  1. What is the domain of the cosine function?
  2. What is the range of the cosine function?
  3. What is the period of the cosine function?
  4. Explain why the period of the sine function is the same as the period of the cosine function?
  5. Describe similarities between the plots of the two functions.

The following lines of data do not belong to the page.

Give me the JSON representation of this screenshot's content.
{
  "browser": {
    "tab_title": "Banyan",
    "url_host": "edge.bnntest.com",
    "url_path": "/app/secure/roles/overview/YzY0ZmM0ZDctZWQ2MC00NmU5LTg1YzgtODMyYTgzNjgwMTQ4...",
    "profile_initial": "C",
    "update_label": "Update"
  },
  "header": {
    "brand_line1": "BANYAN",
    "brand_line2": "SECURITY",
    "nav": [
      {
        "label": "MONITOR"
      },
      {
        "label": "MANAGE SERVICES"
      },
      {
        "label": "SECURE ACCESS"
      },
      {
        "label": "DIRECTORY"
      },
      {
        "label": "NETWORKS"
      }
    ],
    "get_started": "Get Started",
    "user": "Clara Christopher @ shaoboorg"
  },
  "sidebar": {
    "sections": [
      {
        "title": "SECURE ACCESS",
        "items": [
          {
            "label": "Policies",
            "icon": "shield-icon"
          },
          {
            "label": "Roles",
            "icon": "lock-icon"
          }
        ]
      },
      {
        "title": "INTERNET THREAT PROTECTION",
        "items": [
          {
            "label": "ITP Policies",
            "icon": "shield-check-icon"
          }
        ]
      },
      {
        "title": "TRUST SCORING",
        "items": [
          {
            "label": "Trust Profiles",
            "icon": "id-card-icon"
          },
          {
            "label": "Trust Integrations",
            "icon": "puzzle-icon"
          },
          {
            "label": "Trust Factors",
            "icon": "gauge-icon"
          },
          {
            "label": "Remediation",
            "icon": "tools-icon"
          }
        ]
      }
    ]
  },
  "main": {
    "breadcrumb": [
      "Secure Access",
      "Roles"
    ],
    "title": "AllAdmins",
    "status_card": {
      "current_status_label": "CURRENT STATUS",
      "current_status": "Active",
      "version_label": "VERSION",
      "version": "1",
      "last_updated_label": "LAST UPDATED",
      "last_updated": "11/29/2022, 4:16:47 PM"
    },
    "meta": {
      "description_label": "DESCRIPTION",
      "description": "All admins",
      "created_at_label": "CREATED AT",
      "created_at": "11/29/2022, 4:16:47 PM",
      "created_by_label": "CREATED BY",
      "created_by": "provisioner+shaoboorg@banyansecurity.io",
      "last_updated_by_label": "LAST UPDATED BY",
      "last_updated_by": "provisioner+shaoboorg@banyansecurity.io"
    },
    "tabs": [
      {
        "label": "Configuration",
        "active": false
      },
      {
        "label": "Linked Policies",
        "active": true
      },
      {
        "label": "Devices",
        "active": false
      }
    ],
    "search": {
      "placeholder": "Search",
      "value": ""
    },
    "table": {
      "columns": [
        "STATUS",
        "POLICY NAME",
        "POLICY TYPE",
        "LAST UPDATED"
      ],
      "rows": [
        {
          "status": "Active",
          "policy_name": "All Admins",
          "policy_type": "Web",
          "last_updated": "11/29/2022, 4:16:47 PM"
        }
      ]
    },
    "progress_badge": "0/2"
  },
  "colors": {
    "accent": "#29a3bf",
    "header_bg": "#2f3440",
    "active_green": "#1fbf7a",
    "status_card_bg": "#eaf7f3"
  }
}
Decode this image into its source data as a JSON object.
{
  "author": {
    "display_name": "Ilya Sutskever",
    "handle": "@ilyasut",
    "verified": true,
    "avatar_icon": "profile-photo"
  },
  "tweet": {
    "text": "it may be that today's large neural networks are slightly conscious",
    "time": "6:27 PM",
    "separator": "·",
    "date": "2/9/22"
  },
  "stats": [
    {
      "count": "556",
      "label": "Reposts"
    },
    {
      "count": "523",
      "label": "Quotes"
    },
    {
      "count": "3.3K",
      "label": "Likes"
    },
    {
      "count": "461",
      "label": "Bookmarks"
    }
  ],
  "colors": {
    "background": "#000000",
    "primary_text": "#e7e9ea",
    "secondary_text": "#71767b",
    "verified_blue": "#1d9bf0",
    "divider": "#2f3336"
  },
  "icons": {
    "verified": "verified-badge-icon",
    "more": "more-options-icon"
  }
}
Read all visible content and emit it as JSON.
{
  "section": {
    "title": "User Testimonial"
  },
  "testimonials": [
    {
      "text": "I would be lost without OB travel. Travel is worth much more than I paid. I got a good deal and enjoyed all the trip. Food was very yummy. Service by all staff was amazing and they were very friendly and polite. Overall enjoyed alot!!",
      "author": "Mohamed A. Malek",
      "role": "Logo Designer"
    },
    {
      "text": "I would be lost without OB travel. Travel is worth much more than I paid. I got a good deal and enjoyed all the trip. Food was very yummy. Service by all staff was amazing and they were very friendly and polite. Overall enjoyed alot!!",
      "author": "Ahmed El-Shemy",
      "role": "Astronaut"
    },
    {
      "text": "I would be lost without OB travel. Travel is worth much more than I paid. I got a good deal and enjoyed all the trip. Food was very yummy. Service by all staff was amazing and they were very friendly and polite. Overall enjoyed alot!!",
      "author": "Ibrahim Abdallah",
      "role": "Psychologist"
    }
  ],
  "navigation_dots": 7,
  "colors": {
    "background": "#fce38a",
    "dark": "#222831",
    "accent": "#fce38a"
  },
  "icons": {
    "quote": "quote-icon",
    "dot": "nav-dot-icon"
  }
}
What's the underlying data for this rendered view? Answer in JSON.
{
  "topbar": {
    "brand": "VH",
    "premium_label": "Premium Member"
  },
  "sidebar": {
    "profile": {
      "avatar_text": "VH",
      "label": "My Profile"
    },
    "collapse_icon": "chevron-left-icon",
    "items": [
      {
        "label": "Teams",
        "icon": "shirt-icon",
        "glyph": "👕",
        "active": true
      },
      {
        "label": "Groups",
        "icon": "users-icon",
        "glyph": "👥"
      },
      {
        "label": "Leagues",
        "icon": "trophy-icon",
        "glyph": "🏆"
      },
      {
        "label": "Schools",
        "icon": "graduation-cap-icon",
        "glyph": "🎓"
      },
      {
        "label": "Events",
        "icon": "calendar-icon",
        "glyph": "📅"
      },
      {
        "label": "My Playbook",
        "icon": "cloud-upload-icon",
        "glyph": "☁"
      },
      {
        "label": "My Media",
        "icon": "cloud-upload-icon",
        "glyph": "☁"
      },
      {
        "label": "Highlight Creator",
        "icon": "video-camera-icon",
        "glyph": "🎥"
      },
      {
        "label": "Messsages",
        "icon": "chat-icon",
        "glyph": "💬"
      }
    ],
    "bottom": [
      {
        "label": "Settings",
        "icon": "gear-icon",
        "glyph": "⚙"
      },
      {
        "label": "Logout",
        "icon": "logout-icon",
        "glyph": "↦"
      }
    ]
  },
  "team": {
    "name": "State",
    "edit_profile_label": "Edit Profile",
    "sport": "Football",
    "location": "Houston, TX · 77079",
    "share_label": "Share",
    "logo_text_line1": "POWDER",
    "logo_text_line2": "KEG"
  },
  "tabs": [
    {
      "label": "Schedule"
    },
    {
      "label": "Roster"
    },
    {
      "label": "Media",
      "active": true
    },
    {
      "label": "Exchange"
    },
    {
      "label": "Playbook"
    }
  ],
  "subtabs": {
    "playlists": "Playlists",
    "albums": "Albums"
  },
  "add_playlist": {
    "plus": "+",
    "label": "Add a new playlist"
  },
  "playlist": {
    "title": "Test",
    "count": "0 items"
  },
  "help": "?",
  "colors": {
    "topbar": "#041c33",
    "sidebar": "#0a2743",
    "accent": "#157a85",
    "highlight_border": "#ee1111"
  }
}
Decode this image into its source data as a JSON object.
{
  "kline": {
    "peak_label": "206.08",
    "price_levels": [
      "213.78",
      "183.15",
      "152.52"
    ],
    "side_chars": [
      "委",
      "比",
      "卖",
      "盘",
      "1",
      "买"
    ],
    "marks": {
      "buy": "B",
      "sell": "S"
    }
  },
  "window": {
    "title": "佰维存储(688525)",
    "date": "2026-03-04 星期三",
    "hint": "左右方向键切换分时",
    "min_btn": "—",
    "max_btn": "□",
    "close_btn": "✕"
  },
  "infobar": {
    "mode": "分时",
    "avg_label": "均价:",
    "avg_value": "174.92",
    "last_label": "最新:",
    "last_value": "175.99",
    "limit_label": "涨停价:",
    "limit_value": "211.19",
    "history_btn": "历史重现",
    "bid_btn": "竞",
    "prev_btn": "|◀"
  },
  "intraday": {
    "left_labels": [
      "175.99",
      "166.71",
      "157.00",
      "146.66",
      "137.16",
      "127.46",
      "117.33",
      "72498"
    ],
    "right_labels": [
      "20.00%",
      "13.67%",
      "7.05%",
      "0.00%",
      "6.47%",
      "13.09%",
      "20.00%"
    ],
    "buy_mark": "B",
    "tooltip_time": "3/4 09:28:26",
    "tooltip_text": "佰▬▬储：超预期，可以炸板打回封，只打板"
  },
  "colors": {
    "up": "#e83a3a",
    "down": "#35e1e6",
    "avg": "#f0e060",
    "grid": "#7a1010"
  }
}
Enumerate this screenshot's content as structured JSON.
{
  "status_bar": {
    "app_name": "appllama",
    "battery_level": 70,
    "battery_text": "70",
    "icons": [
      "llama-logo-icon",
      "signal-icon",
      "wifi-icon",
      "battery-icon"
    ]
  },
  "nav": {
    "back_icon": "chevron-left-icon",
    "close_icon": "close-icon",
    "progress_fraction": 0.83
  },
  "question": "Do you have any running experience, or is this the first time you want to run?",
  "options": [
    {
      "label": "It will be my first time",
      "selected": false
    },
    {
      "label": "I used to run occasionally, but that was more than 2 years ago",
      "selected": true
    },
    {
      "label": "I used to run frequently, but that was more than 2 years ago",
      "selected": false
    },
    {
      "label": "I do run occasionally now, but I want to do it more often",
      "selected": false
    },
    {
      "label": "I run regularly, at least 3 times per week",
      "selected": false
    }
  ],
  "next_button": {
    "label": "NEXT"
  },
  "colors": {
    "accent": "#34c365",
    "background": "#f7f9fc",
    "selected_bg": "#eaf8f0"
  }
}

  6. How could you translate the plot of the sine function to be congruent to the plot of the cosine function?